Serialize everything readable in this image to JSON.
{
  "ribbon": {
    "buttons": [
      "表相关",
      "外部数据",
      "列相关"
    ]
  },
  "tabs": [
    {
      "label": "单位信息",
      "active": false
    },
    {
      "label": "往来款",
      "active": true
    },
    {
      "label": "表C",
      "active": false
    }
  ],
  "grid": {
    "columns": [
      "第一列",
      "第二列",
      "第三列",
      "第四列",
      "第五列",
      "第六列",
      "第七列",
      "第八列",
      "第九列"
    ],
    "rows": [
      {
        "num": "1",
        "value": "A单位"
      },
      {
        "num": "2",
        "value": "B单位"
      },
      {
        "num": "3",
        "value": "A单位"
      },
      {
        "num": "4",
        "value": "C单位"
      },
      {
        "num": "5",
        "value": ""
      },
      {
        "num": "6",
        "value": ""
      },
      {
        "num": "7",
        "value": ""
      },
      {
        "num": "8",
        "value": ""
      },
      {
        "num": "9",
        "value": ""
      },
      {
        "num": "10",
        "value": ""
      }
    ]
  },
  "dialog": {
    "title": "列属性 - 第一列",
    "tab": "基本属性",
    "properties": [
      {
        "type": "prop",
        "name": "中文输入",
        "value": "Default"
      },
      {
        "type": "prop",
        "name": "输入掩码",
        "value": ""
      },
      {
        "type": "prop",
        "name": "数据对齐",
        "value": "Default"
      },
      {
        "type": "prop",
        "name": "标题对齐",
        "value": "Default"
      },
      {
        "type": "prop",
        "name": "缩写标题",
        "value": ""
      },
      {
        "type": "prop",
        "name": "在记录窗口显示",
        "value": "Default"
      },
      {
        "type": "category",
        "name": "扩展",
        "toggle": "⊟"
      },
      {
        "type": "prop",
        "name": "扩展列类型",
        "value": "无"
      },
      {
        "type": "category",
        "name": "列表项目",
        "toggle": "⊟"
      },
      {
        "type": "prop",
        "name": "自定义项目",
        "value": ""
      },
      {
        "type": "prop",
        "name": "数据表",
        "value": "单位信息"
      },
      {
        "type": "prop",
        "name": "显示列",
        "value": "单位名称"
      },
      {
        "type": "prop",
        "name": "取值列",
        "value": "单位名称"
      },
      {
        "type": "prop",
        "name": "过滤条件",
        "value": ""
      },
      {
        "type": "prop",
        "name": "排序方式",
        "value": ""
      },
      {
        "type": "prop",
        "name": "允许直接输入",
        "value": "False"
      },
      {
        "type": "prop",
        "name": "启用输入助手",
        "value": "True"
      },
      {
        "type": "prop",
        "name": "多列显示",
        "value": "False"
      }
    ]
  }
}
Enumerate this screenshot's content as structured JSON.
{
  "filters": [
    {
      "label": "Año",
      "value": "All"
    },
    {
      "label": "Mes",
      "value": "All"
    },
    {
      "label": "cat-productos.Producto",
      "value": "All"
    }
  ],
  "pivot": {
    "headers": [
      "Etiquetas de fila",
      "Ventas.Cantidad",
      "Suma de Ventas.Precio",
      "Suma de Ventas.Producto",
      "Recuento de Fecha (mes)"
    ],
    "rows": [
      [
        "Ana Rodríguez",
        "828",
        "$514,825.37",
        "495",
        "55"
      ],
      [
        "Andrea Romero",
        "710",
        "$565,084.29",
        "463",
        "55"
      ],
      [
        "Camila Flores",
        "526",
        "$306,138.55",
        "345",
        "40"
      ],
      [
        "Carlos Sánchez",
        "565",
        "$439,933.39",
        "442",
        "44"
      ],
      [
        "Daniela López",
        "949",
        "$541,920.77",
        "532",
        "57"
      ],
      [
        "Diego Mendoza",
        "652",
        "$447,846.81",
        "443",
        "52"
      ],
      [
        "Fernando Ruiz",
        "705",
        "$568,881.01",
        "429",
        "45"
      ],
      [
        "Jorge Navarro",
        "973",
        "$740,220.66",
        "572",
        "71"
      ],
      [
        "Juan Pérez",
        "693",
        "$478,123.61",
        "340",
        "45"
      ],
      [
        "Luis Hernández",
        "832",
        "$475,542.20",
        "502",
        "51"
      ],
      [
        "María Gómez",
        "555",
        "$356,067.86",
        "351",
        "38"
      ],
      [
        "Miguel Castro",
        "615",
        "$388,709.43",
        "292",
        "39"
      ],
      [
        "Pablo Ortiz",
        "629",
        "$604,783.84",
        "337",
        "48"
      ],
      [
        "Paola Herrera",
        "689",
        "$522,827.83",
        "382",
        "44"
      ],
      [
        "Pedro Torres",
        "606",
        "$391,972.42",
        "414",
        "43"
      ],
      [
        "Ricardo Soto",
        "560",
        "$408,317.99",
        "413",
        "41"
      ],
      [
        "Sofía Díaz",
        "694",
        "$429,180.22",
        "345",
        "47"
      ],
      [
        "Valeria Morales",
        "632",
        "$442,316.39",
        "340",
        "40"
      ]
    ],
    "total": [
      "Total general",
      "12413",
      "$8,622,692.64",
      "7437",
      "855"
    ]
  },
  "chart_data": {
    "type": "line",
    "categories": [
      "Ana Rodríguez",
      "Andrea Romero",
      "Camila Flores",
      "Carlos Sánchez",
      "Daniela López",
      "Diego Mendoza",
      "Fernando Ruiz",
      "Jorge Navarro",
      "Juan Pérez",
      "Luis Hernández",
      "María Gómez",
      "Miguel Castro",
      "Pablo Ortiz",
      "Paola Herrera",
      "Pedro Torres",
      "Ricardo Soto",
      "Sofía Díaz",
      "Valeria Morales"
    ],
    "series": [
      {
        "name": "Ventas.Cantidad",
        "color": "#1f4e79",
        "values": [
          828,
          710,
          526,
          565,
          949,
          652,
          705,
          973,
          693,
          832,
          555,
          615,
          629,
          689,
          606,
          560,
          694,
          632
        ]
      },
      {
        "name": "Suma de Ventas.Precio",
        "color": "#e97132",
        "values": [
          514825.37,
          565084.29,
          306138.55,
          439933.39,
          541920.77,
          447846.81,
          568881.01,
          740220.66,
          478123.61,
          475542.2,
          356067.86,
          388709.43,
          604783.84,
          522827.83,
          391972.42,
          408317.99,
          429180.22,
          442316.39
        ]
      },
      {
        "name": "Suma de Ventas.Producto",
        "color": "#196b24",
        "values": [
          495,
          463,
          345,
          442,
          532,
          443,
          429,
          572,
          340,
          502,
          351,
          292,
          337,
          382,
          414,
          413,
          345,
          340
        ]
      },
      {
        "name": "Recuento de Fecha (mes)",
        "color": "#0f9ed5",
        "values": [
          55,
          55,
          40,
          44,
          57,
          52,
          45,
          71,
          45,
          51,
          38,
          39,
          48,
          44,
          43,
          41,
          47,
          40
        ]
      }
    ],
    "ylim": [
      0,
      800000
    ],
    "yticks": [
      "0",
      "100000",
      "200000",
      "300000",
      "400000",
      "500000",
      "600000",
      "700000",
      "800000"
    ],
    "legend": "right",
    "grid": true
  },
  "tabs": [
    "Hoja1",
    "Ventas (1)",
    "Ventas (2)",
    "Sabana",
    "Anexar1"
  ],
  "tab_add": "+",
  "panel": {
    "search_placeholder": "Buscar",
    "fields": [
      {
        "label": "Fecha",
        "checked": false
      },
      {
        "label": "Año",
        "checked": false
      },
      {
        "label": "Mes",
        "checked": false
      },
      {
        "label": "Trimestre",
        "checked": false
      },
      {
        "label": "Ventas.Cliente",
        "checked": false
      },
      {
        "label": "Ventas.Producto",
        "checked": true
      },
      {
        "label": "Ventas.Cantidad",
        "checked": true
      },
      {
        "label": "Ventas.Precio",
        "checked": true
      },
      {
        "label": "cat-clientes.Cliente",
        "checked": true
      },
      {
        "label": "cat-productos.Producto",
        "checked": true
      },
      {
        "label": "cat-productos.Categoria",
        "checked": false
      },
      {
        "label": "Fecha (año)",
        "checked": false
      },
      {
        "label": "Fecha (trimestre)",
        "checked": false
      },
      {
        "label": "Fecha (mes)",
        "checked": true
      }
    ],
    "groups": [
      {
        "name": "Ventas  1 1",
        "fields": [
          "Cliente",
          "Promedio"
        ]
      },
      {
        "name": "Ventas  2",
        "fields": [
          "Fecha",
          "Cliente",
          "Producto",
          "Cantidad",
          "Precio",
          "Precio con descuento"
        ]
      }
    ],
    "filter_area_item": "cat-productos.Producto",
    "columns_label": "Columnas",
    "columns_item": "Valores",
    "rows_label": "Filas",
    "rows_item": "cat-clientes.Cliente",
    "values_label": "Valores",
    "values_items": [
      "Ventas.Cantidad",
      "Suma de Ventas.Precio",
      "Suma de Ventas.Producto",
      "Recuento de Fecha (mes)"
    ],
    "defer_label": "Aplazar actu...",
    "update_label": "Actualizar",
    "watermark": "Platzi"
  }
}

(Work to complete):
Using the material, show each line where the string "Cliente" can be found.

(Task answer):
        "label": "Ventas.Cliente",
        "label": "cat-clientes.Cliente",
          "Cliente",
          "Cliente",
    "rows_item": "cat-clientes.Cliente",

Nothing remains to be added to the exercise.